Rather, railroads are finding the niche in the transportation market that only they can fill, according to Jerry Chambers, Oklahoma Department of Transportation representative.
"Local service is converting to trucks, but long haul will remain with trains, and in my opinion it will grow," Chambers said. He also predicts growth in the passenger sector.
In the meantime, employment has been on the down-turn for at least two decades, as railroads change their course, government figures indicate.
Oklahoma Department of Commerce figures indicate that from 1985 to 1986 alone, the decline in employment was 10 percent. Since 1960, 4,000 railroad workers have lost their jobs and the industry's share of total transportation employment has fallen from 22.8 percent to 5.9 percent since 1960, according to the department.
Meanwhile, wages in the transportation sector claimed by railroad employees declined from 23.6 percent to 8.4 percent between 1960 and 1985, according to the department.

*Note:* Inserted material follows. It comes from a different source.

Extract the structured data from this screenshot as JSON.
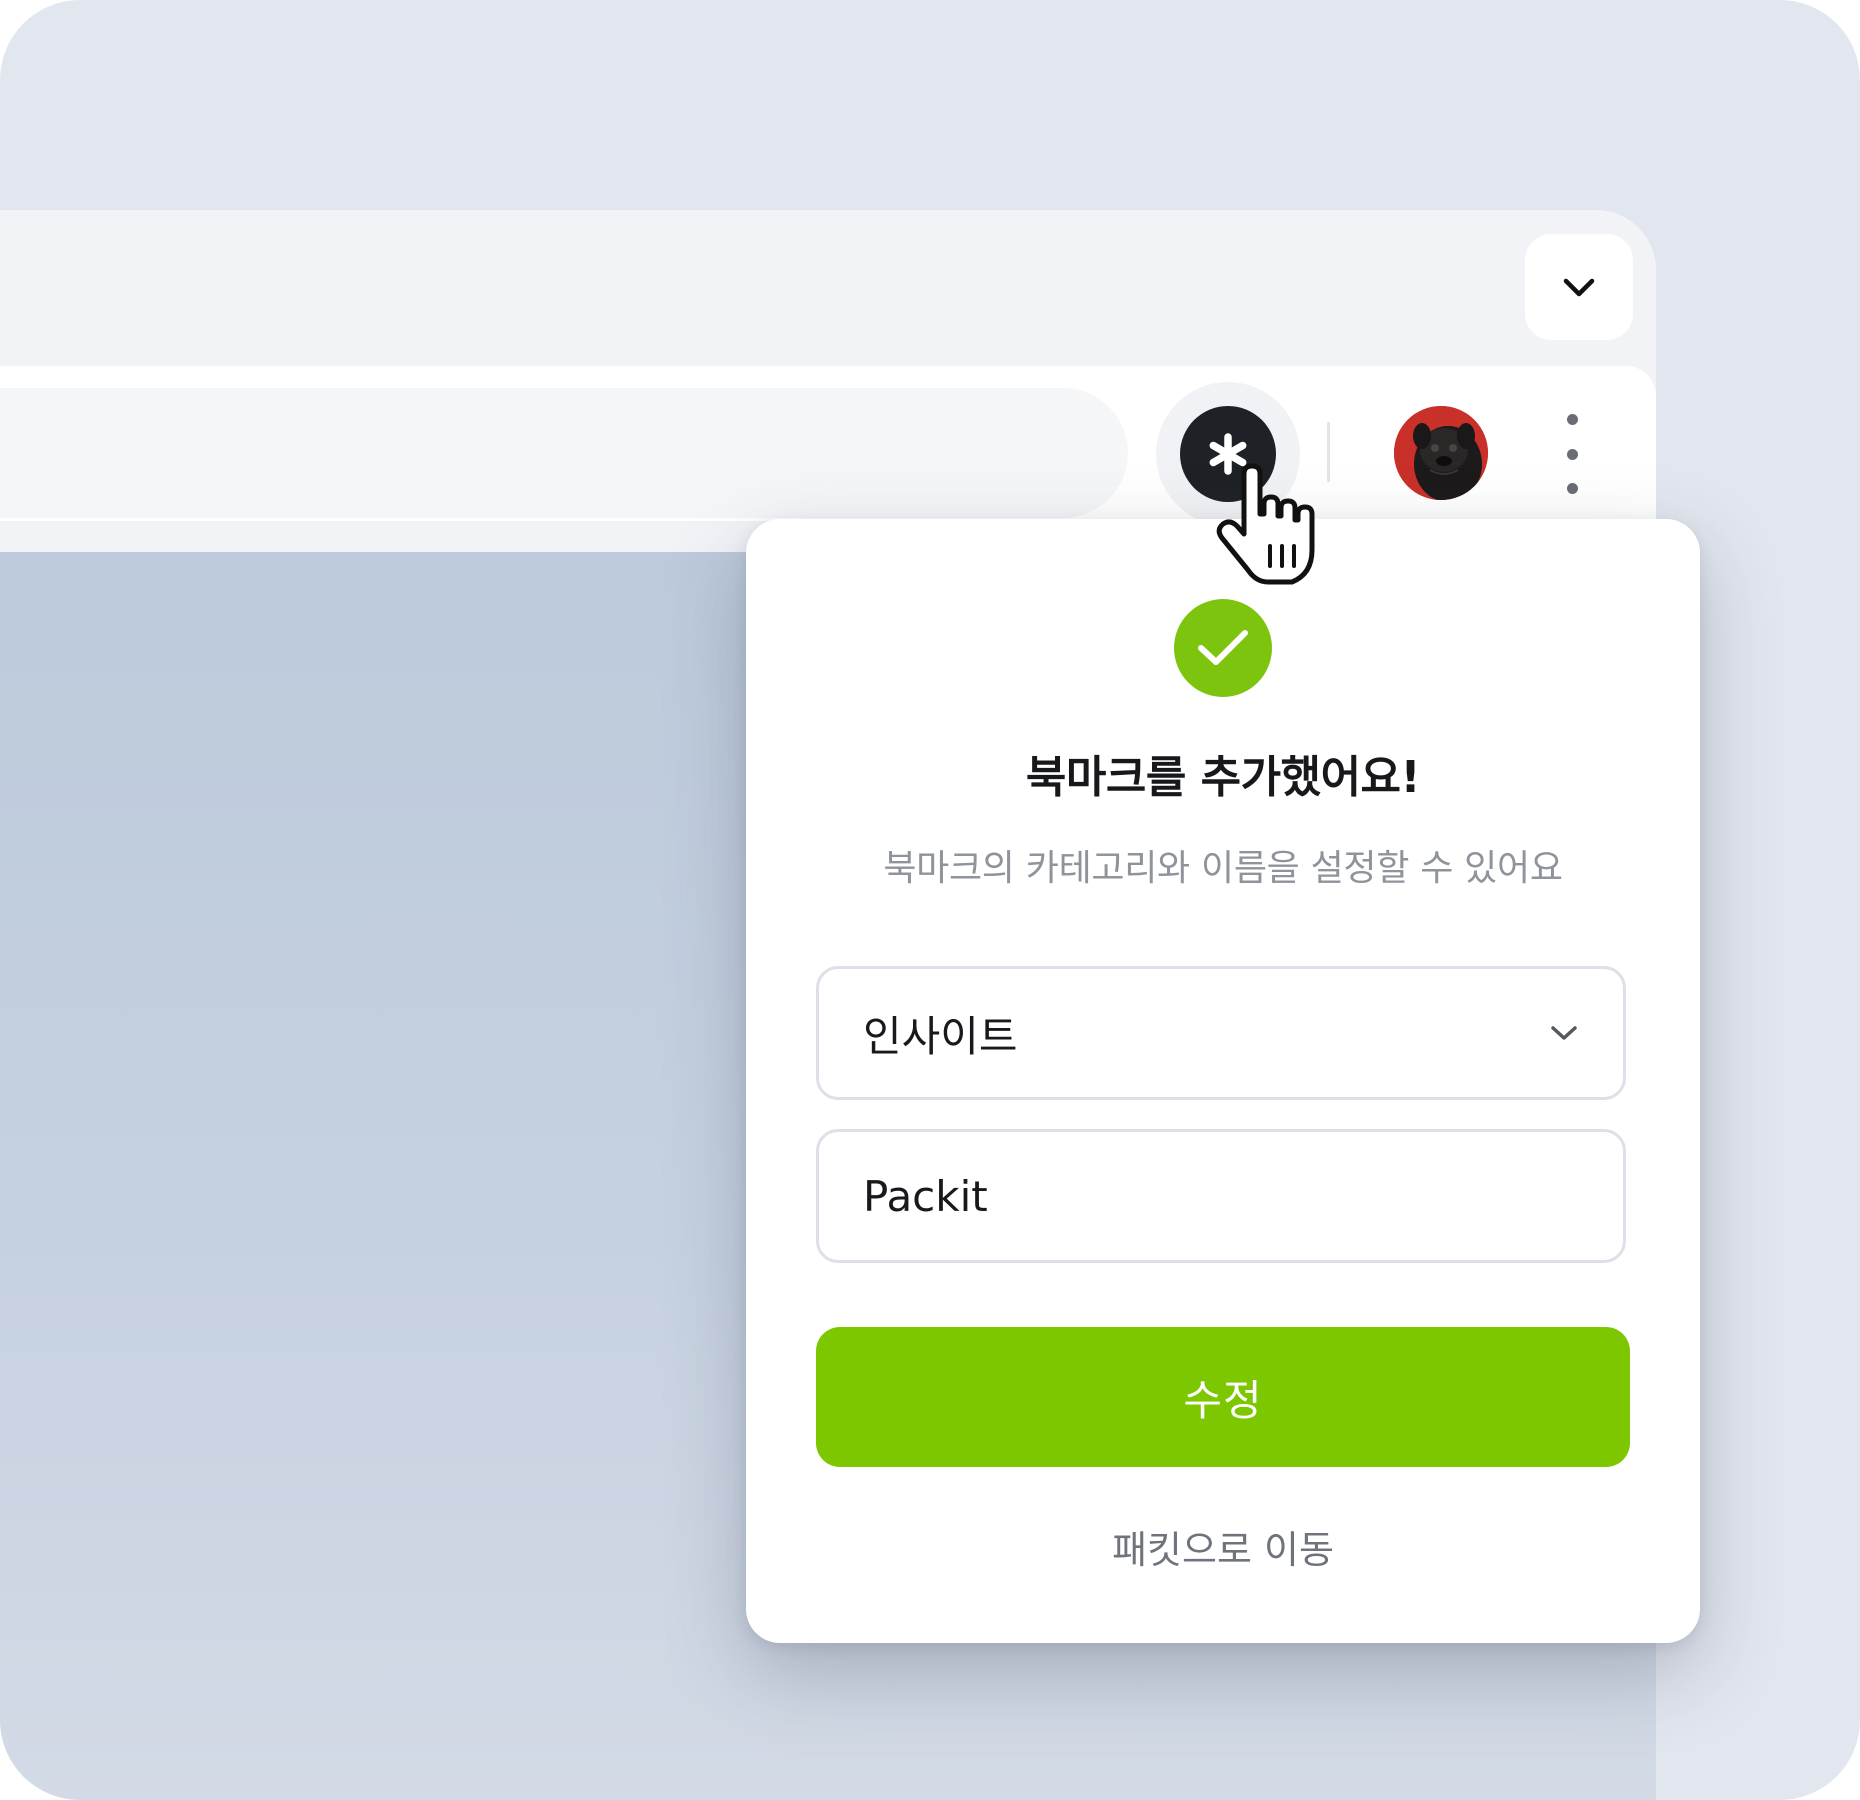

The department shows wages in this segment of the transportation sector were $100.7 million in 1985.
Average annual growth rates have fallen by an average of 1.2 percent, compared with a decline of 1.5 percent per year for the entire country.
Employees of class one railroads as of March 1985 stood at 2,479, according to the Association of American Railroads, with average compensation for class one railroad employees at about $35,000 a year. Class one railroads are those that have $88 million in annual revenues or more.
Short haul - generally class three - employment and figures were not provided.
Disadvantages inherent to a system that cannot change routes easily as markets fluctuate, and poor rail car availability have contributed to the decline in railroads - all at a time when rates and energy efficiency are better by rail.
Even so, railroad mileage delcines are largely due to their changing role - not their pending demise, Chambers said.
"Rail service's role is - instead of the specific service to all types of commerce - to basically provide long haul service for bulk commodities: wheat, coal, automobiles, large out-sized commodities and heavy commodities.
"Local service once provided by railroad is provided by truck now," he said.
"But railroads still play a very major part in the total transportation system in this country," Chambers said. "As a rule of thumb, we normally move about 350,000 cars on the 4,400-mile rail system (in the state). About 22 million gross tons of cargo are moved into and out of the state by rail.
"As an indication, it would take about a million trucks to haul that cargo without the railroad," he said. …